- **Work instructions**
Every record below should be retyped exactly, and no picture should appear in the copy.

- **Dataset rows for apps and sites**
# # # # # # #
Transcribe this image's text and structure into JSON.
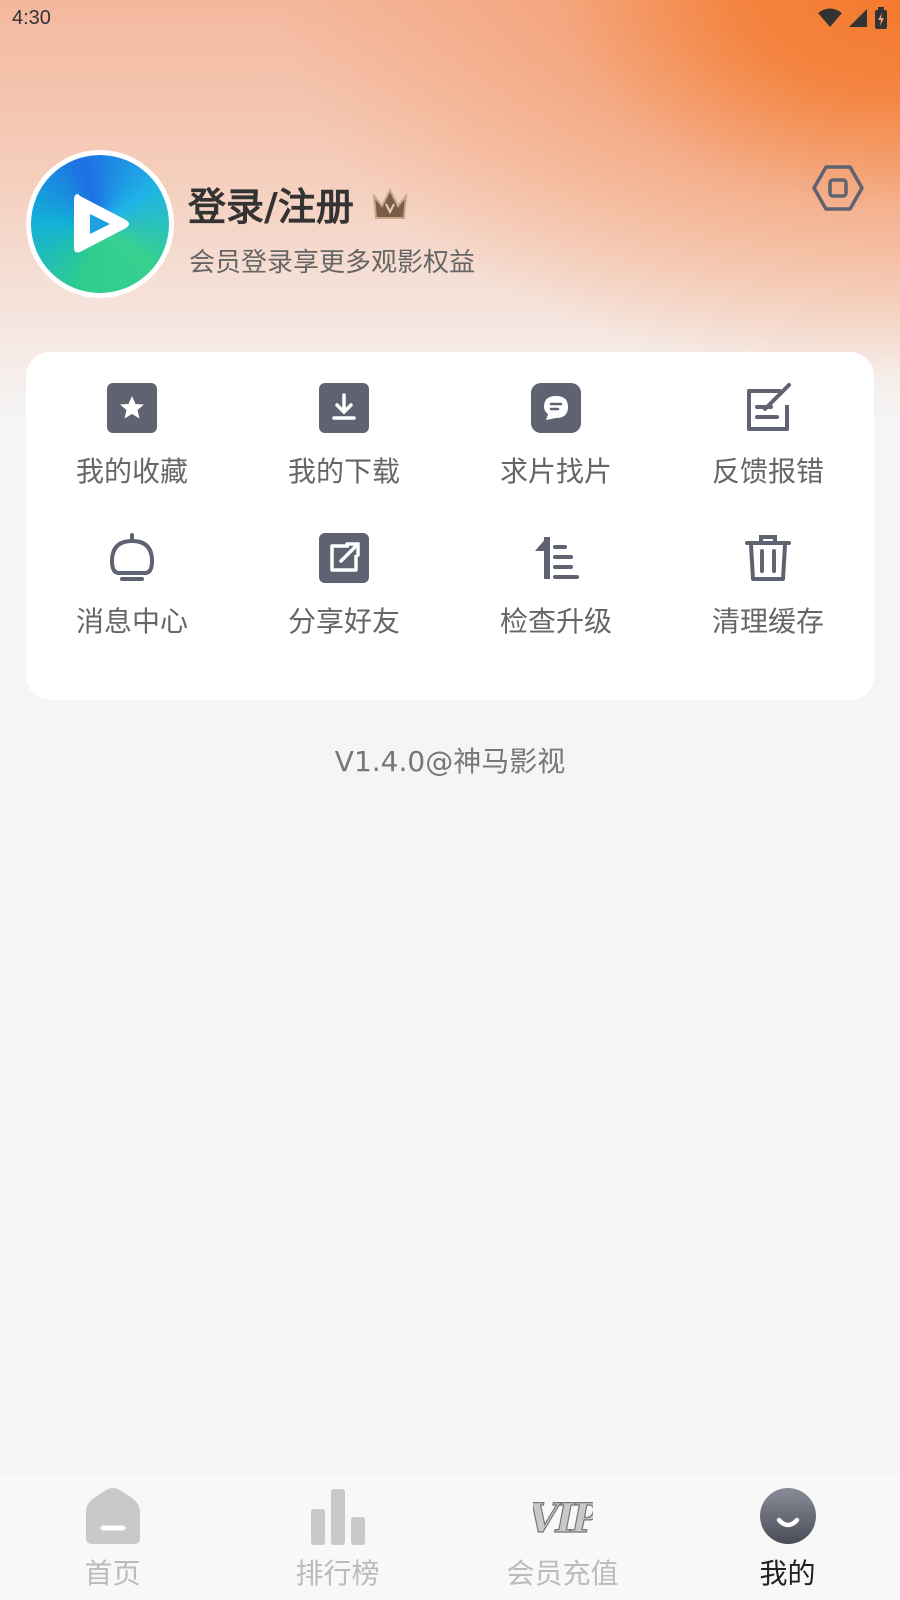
{
  "status_bar": {
    "time": "4:30"
  },
  "profile": {
    "title": "登录/注册",
    "subtitle": "会员登录享更多观影权益"
  },
  "menu": {
    "items": [
      {
        "label": "我的收藏",
        "icon": "star-icon"
      },
      {
        "label": "我的下载",
        "icon": "download-icon"
      },
      {
        "label": "求片找片",
        "icon": "chat-icon"
      },
      {
        "label": "反馈报错",
        "icon": "edit-icon"
      },
      {
        "label": "消息中心",
        "icon": "bell-icon"
      },
      {
        "label": "分享好友",
        "icon": "share-icon"
      },
      {
        "label": "检查升级",
        "icon": "upgrade-icon"
      },
      {
        "label": "清理缓存",
        "icon": "trash-icon"
      }
    ]
  },
  "version": "V1.4.0@神马影视",
  "tab_bar": {
    "tabs": [
      {
        "label": "首页",
        "icon": "home-icon",
        "active": false
      },
      {
        "label": "排行榜",
        "icon": "chart-icon",
        "active": false
      },
      {
        "label": "会员充值",
        "icon": "vip-icon",
        "active": false
      },
      {
        "label": "我的",
        "icon": "profile-icon",
        "active": true
      }
    ]
  },
  "colors": {
    "accent_orange": "#f47a2e",
    "icon_gray": "#5f6270",
    "text_dark": "#333333",
    "text_gray": "#666666"
  }
}
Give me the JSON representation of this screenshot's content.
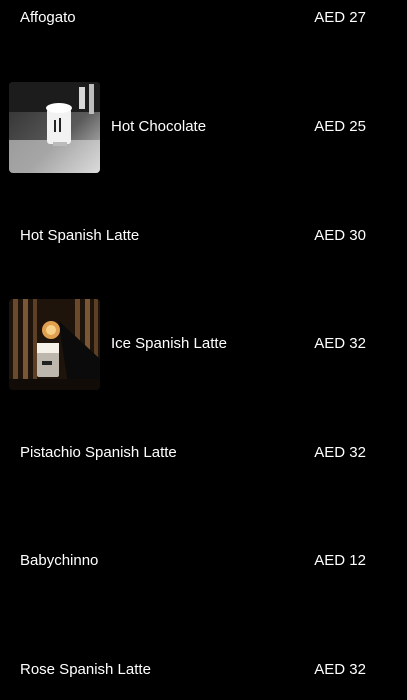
{
  "menu": {
    "currency": "AED",
    "items": [
      {
        "name": "Affogato",
        "price": "AED 27",
        "has_image": false
      },
      {
        "name": "Hot Chocolate",
        "price": "AED 25",
        "has_image": true,
        "image": "hot-chocolate-photo"
      },
      {
        "name": "Hot Spanish Latte",
        "price": "AED 30",
        "has_image": false
      },
      {
        "name": "Ice Spanish Latte",
        "price": "AED 32",
        "has_image": true,
        "image": "ice-spanish-latte-photo"
      },
      {
        "name": "Pistachio Spanish Latte",
        "price": "AED 32",
        "has_image": false
      },
      {
        "name": "Babychinno",
        "price": "AED 12",
        "has_image": false
      },
      {
        "name": "Rose Spanish Latte",
        "price": "AED 32",
        "has_image": false
      }
    ]
  },
  "colors": {
    "background": "#000000",
    "text": "#ffffff"
  }
}
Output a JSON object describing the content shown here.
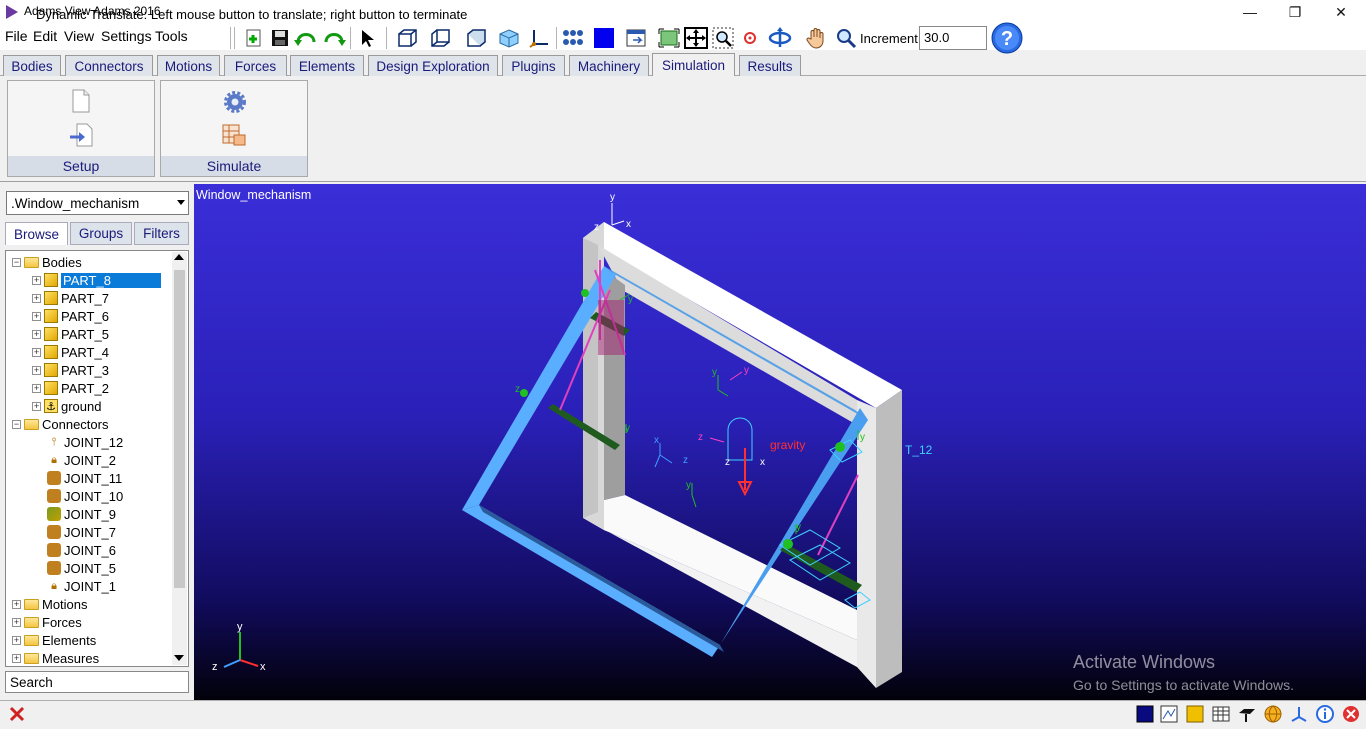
{
  "window": {
    "title": "Adams View Adams 2016",
    "minimize": "—",
    "maximize": "❐",
    "close": "✕"
  },
  "menu": [
    "File",
    "Edit",
    "View",
    "Settings",
    "Tools"
  ],
  "toolbar": {
    "increment_label": "Increment",
    "increment_value": "30.0"
  },
  "ribbon_tabs": [
    "Bodies",
    "Connectors",
    "Motions",
    "Forces",
    "Elements",
    "Design Exploration",
    "Plugins",
    "Machinery",
    "Simulation",
    "Results"
  ],
  "active_tab": "Simulation",
  "ribbon_groups": [
    {
      "label": "Setup"
    },
    {
      "label": "Simulate"
    }
  ],
  "model_selector": {
    "value": ".Window_mechanism"
  },
  "browser_tabs": [
    "Browse",
    "Groups",
    "Filters"
  ],
  "tree": {
    "bodies": {
      "label": "Bodies",
      "items": [
        "PART_8",
        "PART_7",
        "PART_6",
        "PART_5",
        "PART_4",
        "PART_3",
        "PART_2",
        "ground"
      ]
    },
    "connectors": {
      "label": "Connectors",
      "items": [
        "JOINT_12",
        "JOINT_2",
        "JOINT_11",
        "JOINT_10",
        "JOINT_9",
        "JOINT_7",
        "JOINT_6",
        "JOINT_5",
        "JOINT_1"
      ]
    },
    "other": [
      "Motions",
      "Forces",
      "Elements",
      "Measures"
    ]
  },
  "search": {
    "value": "Search"
  },
  "viewport": {
    "title": "Window_mechanism",
    "labels": {
      "gravity": "gravity",
      "joint_tag": "T_12",
      "axis_y": "y",
      "axis_z": "z",
      "axis_x": "x"
    }
  },
  "status": {
    "text": "Dynamic Translate: Left mouse button to translate; right button to terminate"
  },
  "watermark": {
    "line1": "Activate Windows",
    "line2": "Go to Settings to activate Windows."
  },
  "colors": {
    "accent": "#1a1a7a",
    "selection": "#0a7bd8",
    "frame": "#f2f2f2",
    "sash": "#5aaeff"
  }
}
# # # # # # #
- **Finished task**
Transcribe this image's text and structure into JSON.
{
  "status_bar": {
    "time": "4:30"
  },
  "profile": {
    "title": "登录/注册",
    "subtitle": "会员登录享更多观影权益"
  },
  "menu": {
    "items": [
      {
        "label": "我的收藏",
        "icon": "star-icon"
      },
      {
        "label": "我的下载",
        "icon": "download-icon"
      },
      {
        "label": "求片找片",
        "icon": "chat-icon"
      },
      {
        "label": "反馈报错",
        "icon": "edit-icon"
      },
      {
        "label": "消息中心",
        "icon": "bell-icon"
      },
      {
        "label": "分享好友",
        "icon": "share-icon"
      },
      {
        "label": "检查升级",
        "icon": "upgrade-icon"
      },
      {
        "label": "清理缓存",
        "icon": "trash-icon"
      }
    ]
  },
  "version": "V1.4.0@神马影视",
  "tab_bar": {
    "tabs": [
      {
        "label": "首页",
        "icon": "home-icon",
        "active": false
      },
      {
        "label": "排行榜",
        "icon": "chart-icon",
        "active": false
      },
      {
        "label": "会员充值",
        "icon": "vip-icon",
        "active": false
      },
      {
        "label": "我的",
        "icon": "profile-icon",
        "active": true
      }
    ]
  },
  "colors": {
    "accent_orange": "#f47a2e",
    "icon_gray": "#5f6270",
    "text_dark": "#333333",
    "text_gray": "#666666"
  }
}
Give me the JSON representation of this screenshot's content.
{
  "menu": {
    "currency": "AED",
    "items": [
      {
        "name": "Affogato",
        "price": "AED 27",
        "has_image": false
      },
      {
        "name": "Hot Chocolate",
        "price": "AED 25",
        "has_image": true,
        "image": "hot-chocolate-photo"
      },
      {
        "name": "Hot Spanish Latte",
        "price": "AED 30",
        "has_image": false
      },
      {
        "name": "Ice Spanish Latte",
        "price": "AED 32",
        "has_image": true,
        "image": "ice-spanish-latte-photo"
      },
      {
        "name": "Pistachio Spanish Latte",
        "price": "AED 32",
        "has_image": false
      },
      {
        "name": "Babychinno",
        "price": "AED 12",
        "has_image": false
      },
      {
        "name": "Rose Spanish Latte",
        "price": "AED 32",
        "has_image": false
      }
    ]
  },
  "colors": {
    "background": "#000000",
    "text": "#ffffff"
  }
}
Output a JSON object describing the content shown here.
{
  "window": {
    "title": "Adams View Adams 2016",
    "minimize": "—",
    "maximize": "❐",
    "close": "✕"
  },
  "menu": [
    "File",
    "Edit",
    "View",
    "Settings",
    "Tools"
  ],
  "toolbar": {
    "increment_label": "Increment",
    "increment_value": "30.0"
  },
  "ribbon_tabs": [
    "Bodies",
    "Connectors",
    "Motions",
    "Forces",
    "Elements",
    "Design Exploration",
    "Plugins",
    "Machinery",
    "Simulation",
    "Results"
  ],
  "active_tab": "Simulation",
  "ribbon_groups": [
    {
      "label": "Setup"
    },
    {
      "label": "Simulate"
    }
  ],
  "model_selector": {
    "value": ".Window_mechanism"
  },
  "browser_tabs": [
    "Browse",
    "Groups",
    "Filters"
  ],
  "tree": {
    "bodies": {
      "label": "Bodies",
      "items": [
        "PART_8",
        "PART_7",
        "PART_6",
        "PART_5",
        "PART_4",
        "PART_3",
        "PART_2",
        "ground"
      ]
    },
    "connectors": {
      "label": "Connectors",
      "items": [
        "JOINT_12",
        "JOINT_2",
        "JOINT_11",
        "JOINT_10",
        "JOINT_9",
        "JOINT_7",
        "JOINT_6",
        "JOINT_5",
        "JOINT_1"
      ]
    },
    "other": [
      "Motions",
      "Forces",
      "Elements",
      "Measures"
    ]
  },
  "search": {
    "value": "Search"
  },
  "viewport": {
    "title": "Window_mechanism",
    "labels": {
      "gravity": "gravity",
      "joint_tag": "T_12",
      "axis_y": "y",
      "axis_z": "z",
      "axis_x": "x"
    }
  },
  "status": {
    "text": "Dynamic Translate: Left mouse button to translate; right button to terminate"
  },
  "watermark": {
    "line1": "Activate Windows",
    "line2": "Go to Settings to activate Windows."
  },
  "colors": {
    "accent": "#1a1a7a",
    "selection": "#0a7bd8",
    "frame": "#f2f2f2",
    "sash": "#5aaeff"
  }
}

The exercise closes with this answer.